### INSTRUCTIONS TO FOLLOW:
Look for the word "value" in the material below. Copy each line that has it.

BEGIN DATASET ENTRIES

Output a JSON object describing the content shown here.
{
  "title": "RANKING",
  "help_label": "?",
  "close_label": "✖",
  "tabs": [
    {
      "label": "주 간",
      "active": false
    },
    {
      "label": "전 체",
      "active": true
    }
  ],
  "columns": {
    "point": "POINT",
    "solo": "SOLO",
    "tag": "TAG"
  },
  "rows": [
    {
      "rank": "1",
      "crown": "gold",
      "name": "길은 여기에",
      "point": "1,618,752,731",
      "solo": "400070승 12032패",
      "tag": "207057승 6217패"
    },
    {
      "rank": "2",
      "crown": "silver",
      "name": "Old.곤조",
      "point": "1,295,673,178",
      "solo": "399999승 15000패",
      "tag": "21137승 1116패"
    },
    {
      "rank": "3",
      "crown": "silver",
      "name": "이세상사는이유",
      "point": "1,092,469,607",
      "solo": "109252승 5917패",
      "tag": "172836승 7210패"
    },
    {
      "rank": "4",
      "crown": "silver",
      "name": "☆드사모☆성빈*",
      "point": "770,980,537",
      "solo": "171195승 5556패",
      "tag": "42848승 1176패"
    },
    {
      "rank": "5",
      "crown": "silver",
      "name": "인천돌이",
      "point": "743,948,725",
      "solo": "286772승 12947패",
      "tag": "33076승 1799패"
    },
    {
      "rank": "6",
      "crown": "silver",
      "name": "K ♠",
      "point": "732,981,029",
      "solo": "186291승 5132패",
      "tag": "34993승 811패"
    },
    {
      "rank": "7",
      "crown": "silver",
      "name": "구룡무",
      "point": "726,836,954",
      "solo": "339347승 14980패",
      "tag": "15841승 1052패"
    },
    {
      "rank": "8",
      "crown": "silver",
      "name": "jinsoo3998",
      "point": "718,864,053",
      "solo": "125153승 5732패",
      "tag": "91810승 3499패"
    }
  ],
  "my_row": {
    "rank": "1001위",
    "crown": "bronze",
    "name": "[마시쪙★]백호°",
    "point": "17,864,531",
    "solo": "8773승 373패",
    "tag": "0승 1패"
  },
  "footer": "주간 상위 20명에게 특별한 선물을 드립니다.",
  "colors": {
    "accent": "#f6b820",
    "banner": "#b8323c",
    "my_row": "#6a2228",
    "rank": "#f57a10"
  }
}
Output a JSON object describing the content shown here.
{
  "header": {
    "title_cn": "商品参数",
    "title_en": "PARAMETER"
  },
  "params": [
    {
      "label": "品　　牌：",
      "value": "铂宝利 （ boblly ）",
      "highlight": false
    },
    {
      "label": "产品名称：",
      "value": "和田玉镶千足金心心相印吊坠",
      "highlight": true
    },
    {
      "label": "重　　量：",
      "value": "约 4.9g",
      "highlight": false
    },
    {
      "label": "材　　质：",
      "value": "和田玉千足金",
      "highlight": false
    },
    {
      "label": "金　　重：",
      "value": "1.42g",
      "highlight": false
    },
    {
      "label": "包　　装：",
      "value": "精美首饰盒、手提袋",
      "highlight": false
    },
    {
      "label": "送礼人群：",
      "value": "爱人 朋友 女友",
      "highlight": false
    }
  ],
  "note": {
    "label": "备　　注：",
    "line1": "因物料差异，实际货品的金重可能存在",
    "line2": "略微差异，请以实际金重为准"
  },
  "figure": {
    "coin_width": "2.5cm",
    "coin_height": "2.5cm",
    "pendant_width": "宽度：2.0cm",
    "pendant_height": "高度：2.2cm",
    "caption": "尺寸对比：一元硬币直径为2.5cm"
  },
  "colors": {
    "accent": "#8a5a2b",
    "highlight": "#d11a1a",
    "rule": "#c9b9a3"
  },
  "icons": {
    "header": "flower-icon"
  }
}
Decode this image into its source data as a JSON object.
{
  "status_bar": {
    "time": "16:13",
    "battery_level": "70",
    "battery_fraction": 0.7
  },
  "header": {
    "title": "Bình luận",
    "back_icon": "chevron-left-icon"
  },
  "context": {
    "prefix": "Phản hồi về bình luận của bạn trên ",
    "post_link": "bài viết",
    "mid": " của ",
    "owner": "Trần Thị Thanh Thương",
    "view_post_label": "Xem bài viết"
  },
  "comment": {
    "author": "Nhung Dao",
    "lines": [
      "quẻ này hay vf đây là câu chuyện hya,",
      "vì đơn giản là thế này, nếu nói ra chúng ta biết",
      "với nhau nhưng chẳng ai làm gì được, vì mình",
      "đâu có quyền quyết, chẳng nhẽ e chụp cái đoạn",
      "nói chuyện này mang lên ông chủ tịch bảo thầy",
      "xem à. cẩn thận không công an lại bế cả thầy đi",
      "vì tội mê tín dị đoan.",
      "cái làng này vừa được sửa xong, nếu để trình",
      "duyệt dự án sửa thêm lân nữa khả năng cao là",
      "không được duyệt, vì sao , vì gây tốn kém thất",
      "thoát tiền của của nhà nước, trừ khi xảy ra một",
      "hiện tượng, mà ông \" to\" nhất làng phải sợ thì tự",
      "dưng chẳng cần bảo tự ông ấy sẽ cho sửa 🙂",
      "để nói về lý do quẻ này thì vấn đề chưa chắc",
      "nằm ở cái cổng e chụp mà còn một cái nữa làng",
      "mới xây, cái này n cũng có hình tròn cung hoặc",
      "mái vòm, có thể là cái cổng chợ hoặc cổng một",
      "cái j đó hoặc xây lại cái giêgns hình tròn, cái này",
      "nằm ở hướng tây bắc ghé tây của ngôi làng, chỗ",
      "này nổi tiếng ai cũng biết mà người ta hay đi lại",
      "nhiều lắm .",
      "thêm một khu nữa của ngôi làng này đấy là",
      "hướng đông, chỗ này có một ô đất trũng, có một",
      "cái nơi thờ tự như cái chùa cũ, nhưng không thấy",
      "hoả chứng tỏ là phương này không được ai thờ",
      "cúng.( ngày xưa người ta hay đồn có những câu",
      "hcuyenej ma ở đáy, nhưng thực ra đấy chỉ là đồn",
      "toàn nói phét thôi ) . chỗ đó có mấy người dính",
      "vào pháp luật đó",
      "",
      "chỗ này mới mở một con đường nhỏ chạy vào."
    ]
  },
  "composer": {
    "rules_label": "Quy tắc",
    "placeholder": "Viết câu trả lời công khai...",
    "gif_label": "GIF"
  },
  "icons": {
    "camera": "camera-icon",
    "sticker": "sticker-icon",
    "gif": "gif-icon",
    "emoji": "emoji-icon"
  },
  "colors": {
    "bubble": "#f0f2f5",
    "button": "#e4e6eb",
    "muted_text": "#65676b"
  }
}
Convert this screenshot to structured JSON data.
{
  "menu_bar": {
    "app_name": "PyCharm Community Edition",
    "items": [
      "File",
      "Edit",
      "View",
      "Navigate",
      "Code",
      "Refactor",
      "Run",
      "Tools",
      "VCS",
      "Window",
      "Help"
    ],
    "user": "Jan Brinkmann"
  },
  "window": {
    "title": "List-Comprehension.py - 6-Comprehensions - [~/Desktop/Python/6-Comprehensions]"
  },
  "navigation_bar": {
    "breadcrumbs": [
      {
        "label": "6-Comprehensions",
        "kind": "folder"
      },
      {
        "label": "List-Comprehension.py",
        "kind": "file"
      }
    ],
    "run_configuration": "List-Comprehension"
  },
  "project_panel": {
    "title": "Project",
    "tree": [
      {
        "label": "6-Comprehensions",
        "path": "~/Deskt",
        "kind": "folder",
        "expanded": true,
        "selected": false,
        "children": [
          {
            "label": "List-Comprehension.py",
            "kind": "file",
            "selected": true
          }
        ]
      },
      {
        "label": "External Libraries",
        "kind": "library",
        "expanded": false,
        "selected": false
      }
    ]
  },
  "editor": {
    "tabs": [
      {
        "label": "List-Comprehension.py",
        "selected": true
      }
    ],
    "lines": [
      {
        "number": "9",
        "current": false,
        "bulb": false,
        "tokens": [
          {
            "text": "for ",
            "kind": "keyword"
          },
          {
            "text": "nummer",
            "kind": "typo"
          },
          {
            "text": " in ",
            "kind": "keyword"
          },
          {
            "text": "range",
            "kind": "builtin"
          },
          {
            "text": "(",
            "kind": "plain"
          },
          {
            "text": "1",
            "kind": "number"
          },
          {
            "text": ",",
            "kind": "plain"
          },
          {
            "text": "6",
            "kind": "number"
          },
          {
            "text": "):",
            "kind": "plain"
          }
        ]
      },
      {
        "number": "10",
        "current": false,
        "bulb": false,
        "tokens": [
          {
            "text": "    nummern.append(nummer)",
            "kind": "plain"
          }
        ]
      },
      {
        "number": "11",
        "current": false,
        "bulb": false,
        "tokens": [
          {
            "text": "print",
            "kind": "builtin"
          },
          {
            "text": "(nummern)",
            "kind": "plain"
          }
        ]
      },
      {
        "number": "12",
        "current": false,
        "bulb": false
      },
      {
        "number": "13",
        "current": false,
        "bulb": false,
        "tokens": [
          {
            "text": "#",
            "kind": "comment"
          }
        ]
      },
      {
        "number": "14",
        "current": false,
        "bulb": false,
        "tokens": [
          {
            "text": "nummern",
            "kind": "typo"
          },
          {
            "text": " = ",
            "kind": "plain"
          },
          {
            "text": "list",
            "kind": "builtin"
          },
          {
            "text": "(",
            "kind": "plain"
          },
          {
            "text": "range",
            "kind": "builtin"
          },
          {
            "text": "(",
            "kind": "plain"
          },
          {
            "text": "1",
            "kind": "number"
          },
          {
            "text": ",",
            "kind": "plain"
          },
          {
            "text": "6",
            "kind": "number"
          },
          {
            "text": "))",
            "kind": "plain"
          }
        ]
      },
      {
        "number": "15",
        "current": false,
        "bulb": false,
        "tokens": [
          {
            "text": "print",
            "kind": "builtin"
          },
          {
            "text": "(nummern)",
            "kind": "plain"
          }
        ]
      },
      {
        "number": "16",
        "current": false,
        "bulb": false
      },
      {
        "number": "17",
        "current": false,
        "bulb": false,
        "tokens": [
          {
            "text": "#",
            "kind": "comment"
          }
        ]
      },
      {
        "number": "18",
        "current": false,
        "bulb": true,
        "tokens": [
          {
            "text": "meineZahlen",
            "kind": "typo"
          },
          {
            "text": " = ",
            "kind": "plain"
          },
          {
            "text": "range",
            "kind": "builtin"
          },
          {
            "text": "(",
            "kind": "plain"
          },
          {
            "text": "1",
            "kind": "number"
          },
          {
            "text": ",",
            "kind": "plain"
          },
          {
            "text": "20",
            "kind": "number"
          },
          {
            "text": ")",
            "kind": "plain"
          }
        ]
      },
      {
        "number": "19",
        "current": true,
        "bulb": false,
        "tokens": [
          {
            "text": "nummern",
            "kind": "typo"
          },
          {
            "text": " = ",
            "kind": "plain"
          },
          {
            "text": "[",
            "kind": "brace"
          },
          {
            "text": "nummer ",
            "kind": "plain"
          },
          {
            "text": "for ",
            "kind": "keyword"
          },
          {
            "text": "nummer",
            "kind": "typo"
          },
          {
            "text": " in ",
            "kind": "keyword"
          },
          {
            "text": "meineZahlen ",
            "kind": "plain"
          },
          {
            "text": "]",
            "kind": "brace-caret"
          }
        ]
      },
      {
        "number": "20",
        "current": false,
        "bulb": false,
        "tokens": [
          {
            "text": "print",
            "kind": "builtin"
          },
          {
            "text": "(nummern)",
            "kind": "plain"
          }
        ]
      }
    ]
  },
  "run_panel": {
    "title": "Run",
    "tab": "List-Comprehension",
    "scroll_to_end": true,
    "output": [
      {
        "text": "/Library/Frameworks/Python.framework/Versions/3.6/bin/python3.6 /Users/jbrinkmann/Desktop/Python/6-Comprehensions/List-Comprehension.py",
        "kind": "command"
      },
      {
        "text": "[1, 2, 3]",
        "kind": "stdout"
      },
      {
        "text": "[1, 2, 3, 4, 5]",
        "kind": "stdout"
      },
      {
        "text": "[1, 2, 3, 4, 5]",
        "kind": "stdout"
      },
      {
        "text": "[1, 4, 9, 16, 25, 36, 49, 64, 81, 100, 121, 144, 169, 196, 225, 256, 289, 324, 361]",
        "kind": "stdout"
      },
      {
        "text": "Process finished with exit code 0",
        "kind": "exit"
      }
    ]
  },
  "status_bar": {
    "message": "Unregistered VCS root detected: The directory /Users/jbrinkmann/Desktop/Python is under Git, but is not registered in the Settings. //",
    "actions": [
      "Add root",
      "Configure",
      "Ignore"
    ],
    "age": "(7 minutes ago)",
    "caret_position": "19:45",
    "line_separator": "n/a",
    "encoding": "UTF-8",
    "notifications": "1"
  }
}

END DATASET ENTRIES

### EXPECTED ANSWER:
      "value": "铂宝利 （ boblly ）",
      "value": "和田玉镶千足金心心相印吊坠",
      "value": "约 4.9g",
      "value": "和田玉千足金",
      "value": "1.42g",
      "value": "精美首饰盒、手提袋",
      "value": "爱人 朋友 女友",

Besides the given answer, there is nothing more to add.